Required action: Every line in the data below that includes "pressure" belongs in the answer, copied as it stands.
*** Begin section ***
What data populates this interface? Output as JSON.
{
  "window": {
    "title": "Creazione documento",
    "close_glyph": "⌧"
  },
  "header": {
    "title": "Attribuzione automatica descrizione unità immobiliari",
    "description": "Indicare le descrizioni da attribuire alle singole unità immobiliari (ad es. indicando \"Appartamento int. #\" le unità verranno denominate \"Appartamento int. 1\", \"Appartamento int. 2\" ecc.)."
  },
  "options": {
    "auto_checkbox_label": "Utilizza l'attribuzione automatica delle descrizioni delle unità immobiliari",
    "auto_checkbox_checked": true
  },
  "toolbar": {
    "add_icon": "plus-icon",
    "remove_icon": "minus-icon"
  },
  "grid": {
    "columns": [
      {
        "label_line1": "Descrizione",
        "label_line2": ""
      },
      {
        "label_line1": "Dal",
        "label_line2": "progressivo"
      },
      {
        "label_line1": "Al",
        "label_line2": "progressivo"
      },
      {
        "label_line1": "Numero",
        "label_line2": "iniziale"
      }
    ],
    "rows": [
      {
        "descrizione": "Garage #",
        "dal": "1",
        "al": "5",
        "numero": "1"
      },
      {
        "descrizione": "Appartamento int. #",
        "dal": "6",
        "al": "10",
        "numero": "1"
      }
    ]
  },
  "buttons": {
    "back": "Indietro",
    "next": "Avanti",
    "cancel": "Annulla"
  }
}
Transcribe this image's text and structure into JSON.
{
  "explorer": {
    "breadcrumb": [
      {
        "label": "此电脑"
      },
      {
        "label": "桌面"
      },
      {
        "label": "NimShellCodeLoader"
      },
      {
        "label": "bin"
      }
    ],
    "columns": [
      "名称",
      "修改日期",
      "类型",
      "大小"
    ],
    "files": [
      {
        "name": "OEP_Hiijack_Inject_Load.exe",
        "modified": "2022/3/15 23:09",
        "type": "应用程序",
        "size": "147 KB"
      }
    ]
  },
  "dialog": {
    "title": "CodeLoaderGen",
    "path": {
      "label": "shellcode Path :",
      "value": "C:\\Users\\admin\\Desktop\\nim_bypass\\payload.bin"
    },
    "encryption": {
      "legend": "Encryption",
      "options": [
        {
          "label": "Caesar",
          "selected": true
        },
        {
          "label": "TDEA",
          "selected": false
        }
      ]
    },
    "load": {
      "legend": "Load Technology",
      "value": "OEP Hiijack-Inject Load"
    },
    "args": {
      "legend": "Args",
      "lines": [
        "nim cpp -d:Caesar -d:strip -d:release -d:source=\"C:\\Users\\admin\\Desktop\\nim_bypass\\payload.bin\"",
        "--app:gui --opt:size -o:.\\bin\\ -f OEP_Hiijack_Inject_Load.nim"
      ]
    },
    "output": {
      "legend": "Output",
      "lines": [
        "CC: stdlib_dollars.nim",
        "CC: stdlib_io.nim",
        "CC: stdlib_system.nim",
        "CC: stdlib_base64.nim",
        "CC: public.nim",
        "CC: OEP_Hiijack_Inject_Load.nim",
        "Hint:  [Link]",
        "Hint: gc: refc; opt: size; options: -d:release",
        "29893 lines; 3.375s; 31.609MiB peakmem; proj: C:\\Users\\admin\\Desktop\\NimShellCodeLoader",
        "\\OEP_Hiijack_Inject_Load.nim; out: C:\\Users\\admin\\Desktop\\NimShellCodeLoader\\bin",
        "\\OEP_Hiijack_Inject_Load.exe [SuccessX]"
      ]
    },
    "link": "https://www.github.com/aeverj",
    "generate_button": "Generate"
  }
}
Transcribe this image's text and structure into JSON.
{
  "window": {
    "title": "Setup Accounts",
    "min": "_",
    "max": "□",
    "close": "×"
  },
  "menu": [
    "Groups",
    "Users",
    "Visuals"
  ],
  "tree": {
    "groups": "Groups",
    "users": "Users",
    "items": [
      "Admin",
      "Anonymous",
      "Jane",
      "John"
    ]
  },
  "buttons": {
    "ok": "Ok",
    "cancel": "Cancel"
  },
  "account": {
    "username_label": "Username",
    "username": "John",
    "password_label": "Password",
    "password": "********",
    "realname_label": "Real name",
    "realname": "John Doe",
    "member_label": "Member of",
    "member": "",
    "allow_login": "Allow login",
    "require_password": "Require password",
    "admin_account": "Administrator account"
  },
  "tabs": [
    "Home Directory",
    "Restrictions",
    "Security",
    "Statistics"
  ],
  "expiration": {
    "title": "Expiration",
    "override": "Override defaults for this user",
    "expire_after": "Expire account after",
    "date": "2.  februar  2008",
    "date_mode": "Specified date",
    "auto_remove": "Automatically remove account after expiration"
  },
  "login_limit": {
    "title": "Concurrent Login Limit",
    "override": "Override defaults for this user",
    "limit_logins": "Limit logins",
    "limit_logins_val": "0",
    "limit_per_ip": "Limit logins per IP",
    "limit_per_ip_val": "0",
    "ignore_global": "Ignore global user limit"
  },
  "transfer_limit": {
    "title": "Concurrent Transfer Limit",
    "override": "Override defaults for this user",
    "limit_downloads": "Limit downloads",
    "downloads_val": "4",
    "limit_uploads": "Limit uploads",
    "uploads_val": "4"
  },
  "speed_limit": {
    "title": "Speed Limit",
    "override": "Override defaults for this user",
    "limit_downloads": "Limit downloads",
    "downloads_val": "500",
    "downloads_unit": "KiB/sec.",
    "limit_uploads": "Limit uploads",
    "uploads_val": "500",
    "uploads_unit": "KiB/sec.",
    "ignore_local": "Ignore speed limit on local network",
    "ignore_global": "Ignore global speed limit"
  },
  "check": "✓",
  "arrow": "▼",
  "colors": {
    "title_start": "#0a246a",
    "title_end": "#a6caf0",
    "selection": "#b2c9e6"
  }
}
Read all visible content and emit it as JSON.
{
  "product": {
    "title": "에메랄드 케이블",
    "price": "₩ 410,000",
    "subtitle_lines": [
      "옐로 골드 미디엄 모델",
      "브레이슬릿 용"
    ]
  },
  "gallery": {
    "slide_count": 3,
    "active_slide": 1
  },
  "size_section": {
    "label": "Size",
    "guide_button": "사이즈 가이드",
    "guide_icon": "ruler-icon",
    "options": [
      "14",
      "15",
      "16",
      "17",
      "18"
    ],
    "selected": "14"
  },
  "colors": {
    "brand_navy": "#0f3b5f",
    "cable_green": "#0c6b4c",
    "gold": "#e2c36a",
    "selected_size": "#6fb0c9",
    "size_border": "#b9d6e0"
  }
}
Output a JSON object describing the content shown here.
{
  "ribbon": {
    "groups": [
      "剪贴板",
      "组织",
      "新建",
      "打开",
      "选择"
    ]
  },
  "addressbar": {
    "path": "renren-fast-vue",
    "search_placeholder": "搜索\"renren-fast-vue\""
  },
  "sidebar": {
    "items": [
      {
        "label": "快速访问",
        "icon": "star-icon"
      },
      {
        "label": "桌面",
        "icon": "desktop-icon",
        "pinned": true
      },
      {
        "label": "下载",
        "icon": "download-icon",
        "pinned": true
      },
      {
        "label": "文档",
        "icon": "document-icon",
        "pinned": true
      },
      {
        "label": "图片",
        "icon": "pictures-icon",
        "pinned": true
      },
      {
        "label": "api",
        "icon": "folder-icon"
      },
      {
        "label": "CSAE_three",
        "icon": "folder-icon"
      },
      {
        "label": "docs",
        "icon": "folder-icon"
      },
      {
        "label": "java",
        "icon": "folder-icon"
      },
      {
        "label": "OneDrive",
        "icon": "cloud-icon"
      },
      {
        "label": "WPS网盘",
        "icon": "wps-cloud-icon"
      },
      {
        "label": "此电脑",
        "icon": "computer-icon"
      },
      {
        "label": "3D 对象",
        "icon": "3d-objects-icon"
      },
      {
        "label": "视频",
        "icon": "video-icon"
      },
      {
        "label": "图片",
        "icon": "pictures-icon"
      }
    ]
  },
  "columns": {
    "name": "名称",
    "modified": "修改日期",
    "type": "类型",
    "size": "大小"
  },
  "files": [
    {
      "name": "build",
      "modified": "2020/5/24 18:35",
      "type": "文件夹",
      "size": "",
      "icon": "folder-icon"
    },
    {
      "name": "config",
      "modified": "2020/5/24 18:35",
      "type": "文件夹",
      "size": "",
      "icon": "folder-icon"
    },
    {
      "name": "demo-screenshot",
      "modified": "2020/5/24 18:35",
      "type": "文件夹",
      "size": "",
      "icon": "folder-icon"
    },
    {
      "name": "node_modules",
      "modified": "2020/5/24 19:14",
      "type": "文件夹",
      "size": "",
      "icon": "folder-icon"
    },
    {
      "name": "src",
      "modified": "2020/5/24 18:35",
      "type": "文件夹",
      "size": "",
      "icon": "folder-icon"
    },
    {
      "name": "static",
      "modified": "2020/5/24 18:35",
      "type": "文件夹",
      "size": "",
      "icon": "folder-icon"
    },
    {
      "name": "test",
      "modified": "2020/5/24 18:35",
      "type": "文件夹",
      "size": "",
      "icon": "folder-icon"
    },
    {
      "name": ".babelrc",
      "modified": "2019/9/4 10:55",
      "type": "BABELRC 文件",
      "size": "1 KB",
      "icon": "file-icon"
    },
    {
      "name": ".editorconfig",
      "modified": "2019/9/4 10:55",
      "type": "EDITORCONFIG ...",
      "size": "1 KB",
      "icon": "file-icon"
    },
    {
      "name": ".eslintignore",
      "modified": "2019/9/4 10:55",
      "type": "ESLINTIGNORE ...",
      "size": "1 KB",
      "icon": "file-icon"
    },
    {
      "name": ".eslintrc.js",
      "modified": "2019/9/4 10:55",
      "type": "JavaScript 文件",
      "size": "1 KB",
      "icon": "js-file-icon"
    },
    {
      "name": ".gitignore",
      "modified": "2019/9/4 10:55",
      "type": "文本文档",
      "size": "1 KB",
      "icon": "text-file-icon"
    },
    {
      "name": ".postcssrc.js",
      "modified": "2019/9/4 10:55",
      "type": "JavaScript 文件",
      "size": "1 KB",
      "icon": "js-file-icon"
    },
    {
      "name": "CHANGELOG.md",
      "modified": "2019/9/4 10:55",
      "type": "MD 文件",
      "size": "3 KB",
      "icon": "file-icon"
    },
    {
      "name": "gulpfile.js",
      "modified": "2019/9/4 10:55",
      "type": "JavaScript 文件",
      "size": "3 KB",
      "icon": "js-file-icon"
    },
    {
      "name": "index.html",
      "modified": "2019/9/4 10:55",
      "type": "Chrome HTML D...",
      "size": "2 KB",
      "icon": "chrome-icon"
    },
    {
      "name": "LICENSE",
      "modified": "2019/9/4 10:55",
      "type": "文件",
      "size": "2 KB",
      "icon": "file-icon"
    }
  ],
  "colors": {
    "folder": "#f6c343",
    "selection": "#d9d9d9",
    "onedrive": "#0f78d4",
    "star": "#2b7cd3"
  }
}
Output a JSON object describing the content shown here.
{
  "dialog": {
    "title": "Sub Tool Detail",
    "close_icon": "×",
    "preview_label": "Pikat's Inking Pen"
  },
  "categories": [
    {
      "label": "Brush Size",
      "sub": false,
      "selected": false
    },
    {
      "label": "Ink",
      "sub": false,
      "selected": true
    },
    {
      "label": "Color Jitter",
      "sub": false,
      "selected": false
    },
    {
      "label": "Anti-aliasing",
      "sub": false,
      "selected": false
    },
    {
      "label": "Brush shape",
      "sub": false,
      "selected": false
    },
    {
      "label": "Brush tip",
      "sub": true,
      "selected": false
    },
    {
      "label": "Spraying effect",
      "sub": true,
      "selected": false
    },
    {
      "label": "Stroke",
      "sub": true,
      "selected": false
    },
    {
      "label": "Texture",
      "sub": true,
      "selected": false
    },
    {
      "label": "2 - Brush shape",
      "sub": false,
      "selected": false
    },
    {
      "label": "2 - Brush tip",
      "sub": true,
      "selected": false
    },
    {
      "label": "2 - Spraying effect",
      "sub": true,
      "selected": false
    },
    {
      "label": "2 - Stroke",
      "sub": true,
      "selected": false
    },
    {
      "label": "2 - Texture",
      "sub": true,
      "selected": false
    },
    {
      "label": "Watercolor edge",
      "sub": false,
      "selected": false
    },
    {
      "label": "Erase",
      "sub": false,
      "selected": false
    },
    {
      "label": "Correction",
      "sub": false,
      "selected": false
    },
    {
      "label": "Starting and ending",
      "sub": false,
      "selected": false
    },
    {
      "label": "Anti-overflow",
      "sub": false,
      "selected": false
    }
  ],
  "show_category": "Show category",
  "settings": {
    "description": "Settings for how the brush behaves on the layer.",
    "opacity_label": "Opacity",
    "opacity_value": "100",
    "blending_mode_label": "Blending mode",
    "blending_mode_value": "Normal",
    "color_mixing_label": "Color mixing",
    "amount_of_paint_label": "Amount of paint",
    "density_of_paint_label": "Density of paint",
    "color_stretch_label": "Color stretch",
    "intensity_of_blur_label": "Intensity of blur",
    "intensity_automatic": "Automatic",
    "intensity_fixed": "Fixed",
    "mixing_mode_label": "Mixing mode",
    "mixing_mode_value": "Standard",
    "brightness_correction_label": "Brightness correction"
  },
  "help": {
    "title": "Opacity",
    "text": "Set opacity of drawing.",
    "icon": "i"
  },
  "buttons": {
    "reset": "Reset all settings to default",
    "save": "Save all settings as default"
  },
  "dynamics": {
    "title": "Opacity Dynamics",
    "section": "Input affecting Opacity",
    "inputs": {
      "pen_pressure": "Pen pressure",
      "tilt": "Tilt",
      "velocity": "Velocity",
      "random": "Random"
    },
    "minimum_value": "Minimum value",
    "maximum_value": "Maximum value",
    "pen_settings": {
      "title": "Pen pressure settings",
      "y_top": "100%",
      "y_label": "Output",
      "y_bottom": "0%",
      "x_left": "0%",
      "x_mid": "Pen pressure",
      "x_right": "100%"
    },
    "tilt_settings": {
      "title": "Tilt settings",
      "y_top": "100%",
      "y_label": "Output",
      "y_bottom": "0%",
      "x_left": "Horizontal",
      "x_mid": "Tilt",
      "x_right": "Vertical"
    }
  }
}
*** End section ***
Task solution:
      "pen_pressure": "Pen pressure",
      "title": "Pen pressure settings",
      "x_mid": "Pen pressure",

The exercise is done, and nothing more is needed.